The Winter Olympics in Vancouver are now well underway; the question of athletic doping in sports inevitably will be addressed and revisited. It is important to realize that this is by no means a new issue although methods of detecting doping and the various methodologies for doping have now changed dramatically over the years.
In the simplest terms, doping is any extreme substance added to a regimen, an athlete’s diet or in the case of blood doping, to their physiological system in an attempt to enhance performance. Organized sports in general and the Olympics in particular take issue with these techniques because they are unethical and they represent cheating. In addition, medical doctors, such as myself, who have dealt with sports medicine for many years, are concerned about the health implications of doping, particularly in young athletes.
It is important to realize that this is not a new problem. Doping has probably been around as long as there have been athletic competitions. The world first became aware of doping during the cycling events in the late 19th century in which competitive cyclists were taking substances ranging from caffeine to ether to cyanide. A number of drug related deaths resulted in outcry at that time and set the stage for doping detection.
The Olympic movement first began to systematically test for doping in the 1968 Olympics. It has now become an intrinsic part of any major sports competition. In addition to Olympic athletes, professional athletes ranging from football, baseball, tennis and rugby are now systematically tested in an attempt to rule out these methods which not only are cheating but they are so often unhealthy and unsafe.

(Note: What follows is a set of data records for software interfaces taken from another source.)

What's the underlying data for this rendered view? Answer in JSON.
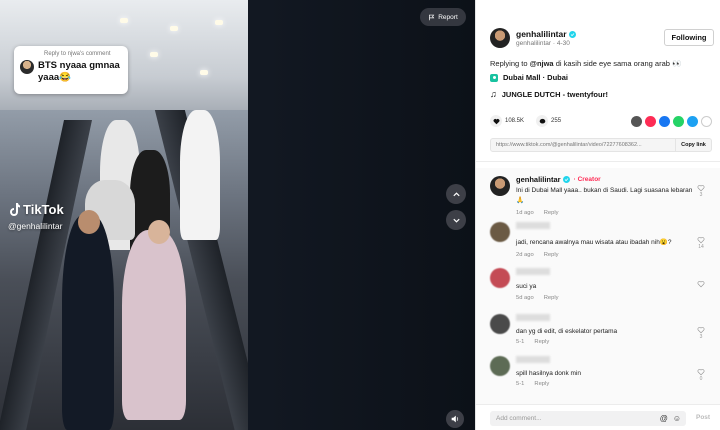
{
  "video": {
    "reply_to": "Reply to njwa's comment",
    "reply_text": "BTS nyaaa gmnaa yaaa😂",
    "watermark": "TikTok",
    "handle": "@genhalilintar",
    "report_label": "Report"
  },
  "post": {
    "username": "genhalilintar",
    "sub": "genhalilintar · 4-30",
    "follow_label": "Following",
    "description_prefix": "Replying to",
    "mention": "@njwa",
    "description_rest": " di kasih side eye sama orang arab 👀",
    "location": "Dubai Mall · Dubai",
    "music": "JUNGLE DUTCH - twentyfour!",
    "likes": "108.5K",
    "comments": "255",
    "link": "https://www.tiktok.com/@genhalilintar/video/72277608362...",
    "copy_label": "Copy link",
    "share_colors": [
      "#555555",
      "#fe2c55",
      "#1877f2",
      "#25d366",
      "#1da1f2",
      "#333333"
    ]
  },
  "comments": [
    {
      "name": "genhalilintar",
      "badge": "Creator",
      "text": "Ini di Dubai Mall yaaa.. bukan di Saudi. Lagi suasana lebaran 🙏",
      "time": "1d ago",
      "reply": "Reply",
      "likes": "3",
      "avatar_color": "#3a2f2a"
    },
    {
      "name": "",
      "badge": "",
      "text": "jadi, rencana awalnya mau wisata atau ibadah nih😮?",
      "time": "2d ago",
      "reply": "Reply",
      "likes": "14",
      "avatar_color": "#6b5a44"
    },
    {
      "name": "",
      "badge": "",
      "text": "suci ya",
      "time": "5d ago",
      "reply": "Reply",
      "likes": "",
      "avatar_color": "#c44b55"
    },
    {
      "name": "",
      "badge": "",
      "text": "dan yg di edit, di eskelator pertama",
      "time": "5-1",
      "reply": "Reply",
      "likes": "3",
      "avatar_color": "#4a4a4a"
    },
    {
      "name": "",
      "badge": "",
      "text": "spill hasilnya donk min",
      "time": "5-1",
      "reply": "Reply",
      "likes": "0",
      "avatar_color": "#5d6b55"
    }
  ],
  "input": {
    "placeholder": "Add comment...",
    "post_label": "Post"
  }
}
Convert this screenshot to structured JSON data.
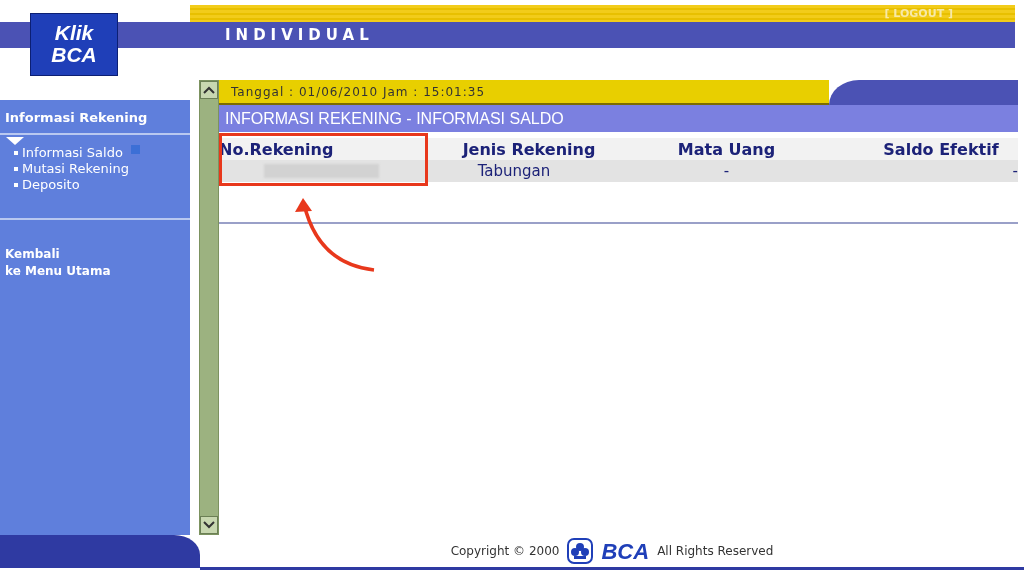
{
  "header": {
    "logo": {
      "line1": "Klik",
      "line2": "BCA"
    },
    "section": "INDIVIDUAL",
    "logout": "[ LOGOUT ]"
  },
  "sidebar": {
    "heading": "Informasi Rekening",
    "expanded": true,
    "items": [
      {
        "label": "Informasi Saldo",
        "selected": true
      },
      {
        "label": "Mutasi Rekening",
        "selected": false
      },
      {
        "label": "Deposito",
        "selected": false
      }
    ],
    "back_link": {
      "line1": "Kembali",
      "line2": "ke Menu Utama"
    }
  },
  "date_bar": "Tanggal : 01/06/2010 Jam : 15:01:35",
  "page_title": "INFORMASI REKENING - INFORMASI SALDO",
  "table": {
    "columns": [
      "No.Rekening",
      "Jenis Rekening",
      "Mata Uang",
      "Saldo Efektif"
    ],
    "rows": [
      {
        "account_number_hidden": true,
        "cells": [
          "",
          "Tabungan",
          "-",
          "-"
        ]
      }
    ]
  },
  "footer": {
    "copyright": "Copyright © 2000",
    "brand": "BCA",
    "rights": "All Rights Reserved"
  }
}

As a physicians dealing with young athletes, one of our major concerns is that the young athletes, hearing of the elite athletes taking performance enhancing substances, might be tempted to emulate them. In particular, we are greatly concerned about the use of anabolic steroids in young athletes. These can be dangerous for a number of different reasons including their effect upon the cardiovascular system, the actual muscles and tendons themselves and on the liver.
In addition, in the growing child they may affect growth and actually tend to repress growth. Fortunately or unfortunately, testing in junior athletes is rare. For one thing, the cost would be prohibitive and no one knows for sure the extent of the problem. I believe the best way we can help prevent this behavior is to combine the efforts of sports physicians, athletic trainers, coaches and parents to diligently watch for signs of anabolic steroid use and to counsel against them at every level.